Julius Bloch, Lynching link to image In this series I examine atonement, specifically the cross and Christ’s cry of dereliction, in conversation with the historical reality of the lynching of thousands of Black people in America during the 19th and into the 20th (and arguably 21st) century. In this article I examine the relationship between the cross and the lynching tree made by James Cone in his book The Cross and the Lynching Tree, and
The fact that I cannot sing in worship this Lent has not stopped the words of Isaac Watts’ beloved masterpiece, When I Survey the Wondrous Cross, from rattling about in my mind. Throughout this incredible hymn, Watts speaks powerfully of Christ’s atoning death. He draws us into the pathos of the Crucifixion, and he causes us to reflect on the somber majesty of Christ’s suffering and sacrifice. At the same time, Watts also invites us
Does torture satisfy God? Thanks to a book by Gustaf Aulen, the term “Christus Victor” (or CV) has become shorthand for the traditional Christian view of the atonement prior to the work of Thomas Aquinas. The view of the cross by Aquinas and the subsequent view of Protestantism are both commonly referred to as “Penal Substitutionary Atonement” (or PSA). Without taking sides between these two views, I hope to clarify three misunderstandings about Christus Victor.
The Holy Names I overheard a man who burnt his fingers, blew a tire, tripped a wire in the undergrowth and called upon the worst things he could think to say: Jesus, Mary, Joseph! The holy ones spoke to my heart too, their names leapt up gently as benediction. How good, I praised, that you are with us, Holy Family! How good that you become the curse of many! How good that they are shorting
I vividly remember tattooed punk rocker Joy Whitlock’s1 words. At Highpoint Church in Memphis, Joy gave her testimony before being baptized. She spoke repeatedly of “the new Joy” as opposed to “the old Joy.” Her own father baptized her and told us in a few words how great a change had happened. She and he said God had radically changed her; but I submit that mainstream Christianity fails to truly embrace the basic doctrine of
Imagine if one of the twelve disciples of Jesus had personally discipled a man whose pupil had written a short book for us, a book that explains the barest essentials of the apostles’ teaching. What a treasure it would be if we found such a book! In 1904, a priest of the Oriental Orthodox Church of Armenia uncovered exactly such a book, the Demonstration of the Preaching of the Apostles.
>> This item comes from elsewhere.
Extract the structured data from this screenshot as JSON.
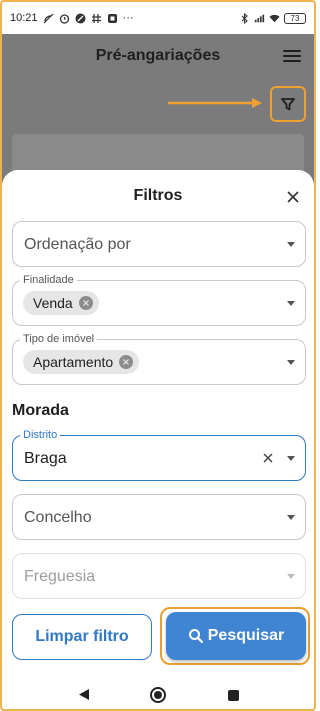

Its author, Bishop Irenaeus of
A seemingly less discussed source of controversy within Christendom is the topic of prayers for the departed. In fact, I had never even heard of such a practice until more recent years. I believe that this is primarily due to a gaping paradigmatic difference in the understanding of soteriology [doctrines of salvation] from East to West that eventually led to the dispensing of this historically Christian practice from the memory of contemporary low-church Western traditions.
Part I of II “Do not think that I have come to abolish the Law or the Prophets; I have not come to abolish them but to fulfill them. For truly, I say to you, until heaven and earth pass away, not an iota, not a dot, will pass from the Law until all is accomplished. Therefore whoever relaxes one of the least of these commandments and teaches others to do the same will be
“It is Calvinism that understands the Scriptures in their natural, one would have thought, inescapable meaning; Calvinism that keeps to what they actually say; Calvinism that insists on taking seriously the biblical assertions that God saves, and that He saves those whom He has chosen to save, and that He saves them by grace without works, so that no man may boast, and that Christ is given to them as a perfect Saviour, and that
The coming of Christ, the Reformed understand, is one part in the eternal plan of God to reconcile his chosen people to himself. The Incarnation, rather than being a stand-alone celebration, proceeds from an eternal will that precedes it, and results in a death that reconciles.